In the latest in a string of telephonic cons aimed at separating victims from their money through the use of Internet or telephone – Danville police officers saved a 52-year-old resident from wiring a large sum of money to “kidnappers” who told him they were holding his daughter hostage Monday.
Danville Police Chief Allan Shields said the panic-stricken father was on the phone with the con men and counting “a large stack of bills” when he was approached by officers who were able to determine the whereabouts and safety of the man’s daughters – and pull the plug on the con.
“This one was different in that they wouldn’t let him hang up the phone,” Shields said Tuesday. “They were guiding him with detailed instructions and limiting his opportunity to contact law enforcement.”
Shields said the victim was phoned at his work in San Ramon at 11:19 a.m. Monday, not recognizing the incoming number but noting that it appeared to originate from out of the country.

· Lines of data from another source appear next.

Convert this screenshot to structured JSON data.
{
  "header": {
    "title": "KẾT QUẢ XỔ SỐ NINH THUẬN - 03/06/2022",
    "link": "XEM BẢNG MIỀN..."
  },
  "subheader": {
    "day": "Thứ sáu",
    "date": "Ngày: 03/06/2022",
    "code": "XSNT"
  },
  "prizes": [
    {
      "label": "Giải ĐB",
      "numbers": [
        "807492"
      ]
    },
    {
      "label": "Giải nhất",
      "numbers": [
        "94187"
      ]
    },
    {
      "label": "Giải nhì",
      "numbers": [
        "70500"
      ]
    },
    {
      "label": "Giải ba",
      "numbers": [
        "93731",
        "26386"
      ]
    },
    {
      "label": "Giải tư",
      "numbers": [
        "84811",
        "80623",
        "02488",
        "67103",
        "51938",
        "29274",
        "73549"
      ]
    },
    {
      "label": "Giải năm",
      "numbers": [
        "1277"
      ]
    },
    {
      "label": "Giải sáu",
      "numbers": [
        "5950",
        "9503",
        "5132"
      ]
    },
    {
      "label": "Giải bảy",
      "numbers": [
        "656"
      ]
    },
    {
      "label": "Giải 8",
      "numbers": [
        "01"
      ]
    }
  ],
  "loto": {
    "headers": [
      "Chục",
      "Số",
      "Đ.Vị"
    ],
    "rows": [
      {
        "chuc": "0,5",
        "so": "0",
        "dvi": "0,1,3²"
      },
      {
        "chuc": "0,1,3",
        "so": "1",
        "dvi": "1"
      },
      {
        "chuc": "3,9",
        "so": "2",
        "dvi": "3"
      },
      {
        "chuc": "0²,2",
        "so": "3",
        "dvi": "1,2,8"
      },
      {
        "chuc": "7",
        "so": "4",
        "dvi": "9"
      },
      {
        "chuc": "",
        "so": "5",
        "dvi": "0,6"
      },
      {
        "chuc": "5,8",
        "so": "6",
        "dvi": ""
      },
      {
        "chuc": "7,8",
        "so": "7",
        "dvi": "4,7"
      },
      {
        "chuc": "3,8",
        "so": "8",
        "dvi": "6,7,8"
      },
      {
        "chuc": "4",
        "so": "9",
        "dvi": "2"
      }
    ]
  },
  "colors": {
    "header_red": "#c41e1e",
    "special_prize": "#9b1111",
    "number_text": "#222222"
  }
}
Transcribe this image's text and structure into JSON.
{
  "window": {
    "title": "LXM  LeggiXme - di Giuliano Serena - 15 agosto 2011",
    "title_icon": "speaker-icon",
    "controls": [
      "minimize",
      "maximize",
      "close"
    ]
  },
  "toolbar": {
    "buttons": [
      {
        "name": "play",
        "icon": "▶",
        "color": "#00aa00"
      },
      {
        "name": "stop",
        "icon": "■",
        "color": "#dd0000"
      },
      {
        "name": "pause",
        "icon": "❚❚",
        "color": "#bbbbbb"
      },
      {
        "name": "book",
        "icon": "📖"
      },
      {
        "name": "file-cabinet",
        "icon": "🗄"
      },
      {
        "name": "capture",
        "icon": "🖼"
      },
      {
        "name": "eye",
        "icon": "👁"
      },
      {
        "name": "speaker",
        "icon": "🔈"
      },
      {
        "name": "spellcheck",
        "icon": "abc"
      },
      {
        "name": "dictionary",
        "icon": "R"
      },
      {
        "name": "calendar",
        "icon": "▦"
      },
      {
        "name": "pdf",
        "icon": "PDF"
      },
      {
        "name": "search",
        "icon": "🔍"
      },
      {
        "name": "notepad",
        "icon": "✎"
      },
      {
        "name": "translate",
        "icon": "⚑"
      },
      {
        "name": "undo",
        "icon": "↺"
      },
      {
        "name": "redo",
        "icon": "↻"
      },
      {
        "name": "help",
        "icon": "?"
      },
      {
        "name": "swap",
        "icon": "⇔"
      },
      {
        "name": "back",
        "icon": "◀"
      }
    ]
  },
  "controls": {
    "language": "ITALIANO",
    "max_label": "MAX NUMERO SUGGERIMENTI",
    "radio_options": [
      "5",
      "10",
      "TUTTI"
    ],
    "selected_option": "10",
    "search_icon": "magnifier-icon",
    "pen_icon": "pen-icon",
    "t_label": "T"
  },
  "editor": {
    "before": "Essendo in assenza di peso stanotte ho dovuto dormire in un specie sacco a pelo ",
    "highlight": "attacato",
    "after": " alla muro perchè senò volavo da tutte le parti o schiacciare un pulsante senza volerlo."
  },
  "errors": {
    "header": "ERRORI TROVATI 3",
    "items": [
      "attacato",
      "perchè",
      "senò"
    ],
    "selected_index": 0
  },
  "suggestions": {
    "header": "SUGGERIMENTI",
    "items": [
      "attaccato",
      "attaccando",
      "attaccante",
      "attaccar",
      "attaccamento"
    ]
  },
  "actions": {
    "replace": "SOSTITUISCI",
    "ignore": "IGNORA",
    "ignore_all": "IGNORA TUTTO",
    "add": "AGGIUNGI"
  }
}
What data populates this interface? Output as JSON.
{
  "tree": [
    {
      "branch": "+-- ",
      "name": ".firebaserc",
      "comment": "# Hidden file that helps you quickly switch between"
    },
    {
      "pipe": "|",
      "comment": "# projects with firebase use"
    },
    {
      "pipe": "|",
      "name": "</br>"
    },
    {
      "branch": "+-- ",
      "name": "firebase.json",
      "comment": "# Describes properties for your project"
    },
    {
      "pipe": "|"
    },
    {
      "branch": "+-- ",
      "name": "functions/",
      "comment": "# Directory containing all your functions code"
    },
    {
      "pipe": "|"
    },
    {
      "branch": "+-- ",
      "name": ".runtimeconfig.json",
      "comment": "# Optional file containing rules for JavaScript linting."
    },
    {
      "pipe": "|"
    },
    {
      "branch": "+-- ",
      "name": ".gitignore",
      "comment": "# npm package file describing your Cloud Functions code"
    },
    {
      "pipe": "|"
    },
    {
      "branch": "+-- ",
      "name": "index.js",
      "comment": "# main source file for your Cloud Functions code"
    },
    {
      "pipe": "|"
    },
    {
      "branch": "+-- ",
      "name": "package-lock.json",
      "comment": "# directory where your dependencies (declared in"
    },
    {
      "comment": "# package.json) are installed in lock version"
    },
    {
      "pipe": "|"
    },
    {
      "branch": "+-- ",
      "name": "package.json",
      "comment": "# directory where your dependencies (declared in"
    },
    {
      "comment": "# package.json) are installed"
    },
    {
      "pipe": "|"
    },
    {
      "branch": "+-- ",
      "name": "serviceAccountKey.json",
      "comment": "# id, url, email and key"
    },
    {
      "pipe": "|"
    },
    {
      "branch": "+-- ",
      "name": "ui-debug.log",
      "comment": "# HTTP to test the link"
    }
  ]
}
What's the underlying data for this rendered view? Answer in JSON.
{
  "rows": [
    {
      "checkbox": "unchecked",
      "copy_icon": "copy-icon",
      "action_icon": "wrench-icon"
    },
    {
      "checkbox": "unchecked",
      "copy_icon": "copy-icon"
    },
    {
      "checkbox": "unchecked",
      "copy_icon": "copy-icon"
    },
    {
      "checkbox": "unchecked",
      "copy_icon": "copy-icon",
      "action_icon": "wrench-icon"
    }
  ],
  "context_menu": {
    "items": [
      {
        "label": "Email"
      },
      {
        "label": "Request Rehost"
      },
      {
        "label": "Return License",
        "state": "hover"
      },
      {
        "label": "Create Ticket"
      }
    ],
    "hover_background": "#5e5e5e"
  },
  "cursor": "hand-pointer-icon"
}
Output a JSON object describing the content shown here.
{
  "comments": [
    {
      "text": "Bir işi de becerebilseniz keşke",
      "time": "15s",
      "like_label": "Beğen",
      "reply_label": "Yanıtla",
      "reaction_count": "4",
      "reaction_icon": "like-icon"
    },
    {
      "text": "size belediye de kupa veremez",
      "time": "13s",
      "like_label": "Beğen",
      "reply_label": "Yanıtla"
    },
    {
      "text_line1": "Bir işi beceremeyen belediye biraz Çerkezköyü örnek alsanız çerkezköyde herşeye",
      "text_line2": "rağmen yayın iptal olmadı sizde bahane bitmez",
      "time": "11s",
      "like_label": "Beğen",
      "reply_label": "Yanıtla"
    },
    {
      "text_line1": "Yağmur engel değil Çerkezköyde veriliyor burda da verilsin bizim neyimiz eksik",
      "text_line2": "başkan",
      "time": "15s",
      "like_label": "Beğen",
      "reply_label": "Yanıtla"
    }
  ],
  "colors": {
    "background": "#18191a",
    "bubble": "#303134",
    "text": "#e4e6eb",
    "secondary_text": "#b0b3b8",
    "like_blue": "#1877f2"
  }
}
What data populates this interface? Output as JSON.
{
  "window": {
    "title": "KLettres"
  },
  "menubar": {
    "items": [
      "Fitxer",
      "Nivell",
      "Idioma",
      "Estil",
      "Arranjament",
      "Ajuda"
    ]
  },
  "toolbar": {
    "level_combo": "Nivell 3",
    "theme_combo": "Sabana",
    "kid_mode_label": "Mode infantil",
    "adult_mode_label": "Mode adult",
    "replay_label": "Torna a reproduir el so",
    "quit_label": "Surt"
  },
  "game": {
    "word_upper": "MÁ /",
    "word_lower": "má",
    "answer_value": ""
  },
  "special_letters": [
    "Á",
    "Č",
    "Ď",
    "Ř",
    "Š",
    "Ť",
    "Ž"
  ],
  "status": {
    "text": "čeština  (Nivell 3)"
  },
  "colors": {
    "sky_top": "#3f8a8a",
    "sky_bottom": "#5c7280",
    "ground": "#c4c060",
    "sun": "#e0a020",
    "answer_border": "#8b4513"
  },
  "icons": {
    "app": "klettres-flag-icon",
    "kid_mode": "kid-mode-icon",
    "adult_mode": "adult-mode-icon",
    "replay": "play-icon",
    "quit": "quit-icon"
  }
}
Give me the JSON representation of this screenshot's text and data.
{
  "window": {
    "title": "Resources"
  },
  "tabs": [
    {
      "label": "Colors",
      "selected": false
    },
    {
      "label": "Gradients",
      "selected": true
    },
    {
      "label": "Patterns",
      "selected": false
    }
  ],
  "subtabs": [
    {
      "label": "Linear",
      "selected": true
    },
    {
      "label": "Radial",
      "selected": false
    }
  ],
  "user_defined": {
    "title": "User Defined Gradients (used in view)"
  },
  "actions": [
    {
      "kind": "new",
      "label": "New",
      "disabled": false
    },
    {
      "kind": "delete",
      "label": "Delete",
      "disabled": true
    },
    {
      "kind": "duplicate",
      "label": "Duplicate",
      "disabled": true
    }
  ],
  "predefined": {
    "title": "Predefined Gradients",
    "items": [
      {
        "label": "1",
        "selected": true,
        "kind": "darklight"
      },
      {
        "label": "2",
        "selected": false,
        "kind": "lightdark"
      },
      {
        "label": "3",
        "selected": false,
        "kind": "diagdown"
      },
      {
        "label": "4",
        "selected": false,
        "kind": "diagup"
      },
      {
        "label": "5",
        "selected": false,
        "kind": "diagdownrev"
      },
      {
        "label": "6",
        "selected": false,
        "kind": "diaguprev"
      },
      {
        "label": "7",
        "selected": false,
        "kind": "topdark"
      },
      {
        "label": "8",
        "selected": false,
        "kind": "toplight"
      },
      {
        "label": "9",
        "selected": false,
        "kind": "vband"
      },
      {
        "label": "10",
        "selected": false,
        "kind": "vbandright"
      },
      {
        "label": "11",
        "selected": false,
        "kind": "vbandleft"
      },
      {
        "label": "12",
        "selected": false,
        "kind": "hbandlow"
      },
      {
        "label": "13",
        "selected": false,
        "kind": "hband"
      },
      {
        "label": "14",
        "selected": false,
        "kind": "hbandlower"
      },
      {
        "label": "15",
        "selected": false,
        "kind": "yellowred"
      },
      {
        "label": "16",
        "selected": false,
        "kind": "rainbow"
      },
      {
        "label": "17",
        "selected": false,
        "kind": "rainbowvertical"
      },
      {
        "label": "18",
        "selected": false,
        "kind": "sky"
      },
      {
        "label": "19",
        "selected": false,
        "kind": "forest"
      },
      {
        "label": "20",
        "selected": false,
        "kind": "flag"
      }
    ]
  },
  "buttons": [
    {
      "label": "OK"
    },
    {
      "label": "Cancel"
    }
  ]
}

“The next thing he hears is his daughter screaming she has been kidnapped, that she is being held in a van, and that he should do what the kidnappers wanted,” Shield said.
It turns out the would-be victim attempted to flag down police in San Ramon immediately after he was contacted but they couldn’t reach him in time, instead sharing their description of the victim with Danville PD and later helping to determine that one of the man’s daughters, who attended a local school, was safe after officers located the victim in the parking lot of a local Western Union outlet.
Minutes away from wiring the “ransom money,” according to Shields.
“Our guys were able to slow things down and with help from San Ramon officers, determine that the victim’s daughters were safe,” Shields said. “That was the end of the call.”
The Kidnap Con, a variant of the “IRS Penalty” or “Your Grandson Is In Jail” scam, differed from past crimes in that the con men – and apparently at least one con woman – were careful to “groom” their victim, moving him from place to place at their will and affording him no opportunity to contact authorities.
Contacting police early on is critical in heading off these crimes, Shields said, as past victims who have succumbed to phone or Internet con men have wired off tens of thousands of dollars – with little to no hope of ever recovering the money.